Do you think that customer service in Trinidad and Tobago sucks?
Of course you do! You probably received bad service as recently as yesterday.
And while a handful of companies attempt to fix their service, few bother to do the same.
Large companies and small businesses are guilty of poor customer service.
In peak sales seasons, like Christmas, they put profit first… Not service.
But peak seasons are perfect for:
1. luring new customers and retaining them
2. delighting repeat customers
3. building customer loyalty.
You’re not just competing with other companies. You’re also competing with the ease of online shopping and skyboxes.
You’re competing with people’s frustration when they see that stores are crammed with shoppers.
So helpful customer service can differentiate your brand for savvy customers.
I’m assuming that if you’re still reading this article, it means that you care about customer service. You don’t use the excuse – “Trinis don’t boycott anything, and will still buy from us… even if our service is bad.”
So… how can you ensure that you deliver the type of service that impresses people?
Here are some tips.
1. Think like new customers
Richard Branson once said, “You can never go too far wrong by thinking like a customer who’s new to the business.”
Ask yourself, how do new customers view your brand? What would impress them? Anticipate their needs. See your business through their eyes.
2. Think long term
In retail, it’s easy to focus on short-term sales targets. Your company wants to make a profit during peak times like Christmas, Carnival, and Valentine’s Day (when the latter isn’t upstaged by Carnival). Your employees want their commission. That’s understandable.
However, pay attention to future customers.
Respect people who came to browse, but can’t buy now. Maybe they aren’t ready to purchase just yet, because they’re considering different options. How you treat them will determine if they’ll return to your store/company.
3. Help people to make decisions
Some of us enter a store with every intention of racking up our credit card debt. However, we’re not sure about what we want to buy.
Be willing to help.
Help customers to make a decision. You know the product better, so use your knowledge to help them decide what’s the best buy.
Help them to feel confident about their purchase. You don’t want 80% of your customers to have buyer’s remorse.
4. Don’t rush customers
While being attentive is important, please… don’t rush people, as they enter the store. This can ‘turn off’ prospective customers.

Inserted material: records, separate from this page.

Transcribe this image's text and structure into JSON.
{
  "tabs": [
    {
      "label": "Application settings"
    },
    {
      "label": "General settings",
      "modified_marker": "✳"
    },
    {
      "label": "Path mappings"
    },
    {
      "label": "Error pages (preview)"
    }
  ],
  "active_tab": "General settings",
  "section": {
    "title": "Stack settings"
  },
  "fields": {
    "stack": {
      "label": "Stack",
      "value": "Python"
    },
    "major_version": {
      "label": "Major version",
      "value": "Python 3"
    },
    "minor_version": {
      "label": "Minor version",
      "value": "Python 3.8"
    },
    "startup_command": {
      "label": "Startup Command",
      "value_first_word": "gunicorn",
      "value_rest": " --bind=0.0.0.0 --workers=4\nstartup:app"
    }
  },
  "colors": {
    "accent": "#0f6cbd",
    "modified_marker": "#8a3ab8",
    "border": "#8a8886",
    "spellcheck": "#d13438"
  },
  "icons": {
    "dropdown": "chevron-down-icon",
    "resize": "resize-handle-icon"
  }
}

Allow the person to look around for a few moments, then ask if they need help. And floor managers, stop telling salespersons to approach the customer immediately. I know you want the sale, but timing is important.
5. Treat customers equally
Never forget… just because someone is dressed simply, that doesn’t mean that their pockets aren’t deep. Don’t approach the rich-looking customer, and ignore the person who you think can’t afford to buy that fancy dress in your showcase. You might miss out on making a huge sale.
6. Man your social media accounts
During peak sales seasons, customers tend to go online looking for information. Most times, they want that information directly from you.
If you have a Twitter account or Facebook page, be sure to check it to see if customers are making enquiries. Yes, even if you don’t update it frequently.
It also wouldn’t hurt to post an update or two, per week, so that when customers visit your timeline, they know that an administrator logs into the account, and will answer their questions.
7. Increase staff for peak seasons
Don’t hire one cashier, who will be overworked, when you know you’ll have heavy in-store traffic.
Increase your staff to make the shopping experience seamless and pleasant. This also prevents the lone employee on the floor from feeling overly stressed, and taking that stress out on customers.
8. Give employees power
Power to make decisions. Power to know they can use their initiative. This will improve their ability to negotiate with customers.
9. Don’t take customers’ behaviour personally
Customers don’t hate service staff. They hate their bad attitudes, slow service, and your company’s poor processes.
They’re stressed out, and bad customer service agitates them further.
Look for the pain or emotion behind people’s anger. Try to establish a rapport. Understand that they’re venting.
I know that some people can be unreasonable, but don’t respond to rudeness with rudeness. Stay calm, be firm, and be respectful. Staying calm keeps you in control of the situation.
If you can’t give them what they want, firmly, but kindly, show them that you understand their viewpoint, but that you need to operate within store policies.
Sometimes, showing a bit of empathy is all it takes for the customer to decide to ‘cool down’, and co-operate.
10. Use the right words
How your employees speak is a part of your brand. People associate your brand with the people who work for you.
Teach employees the value of diction. Their words affect people.
For example, instead of telling a customer, “You owe us_______”, they could try, “Our records show a balance of_____.”
That’s a more positive and persuasive approach.
11. Keep it simple and friendly
Customers just want your attention for thirty seconds or five minutes. Be personable, and show that you care about their needs.
Basically, treat them how you would like to be treated as a customer.
Customer service – at its core – is all about courtesy and consideration. Attract people, and earn their loyalty. Work on your systems, and your smiles.
Customers in Trinidad and Tobago might not always demand great service, but that doesn’t mean they don’t deserve it.
Image credit: thestylemedic.com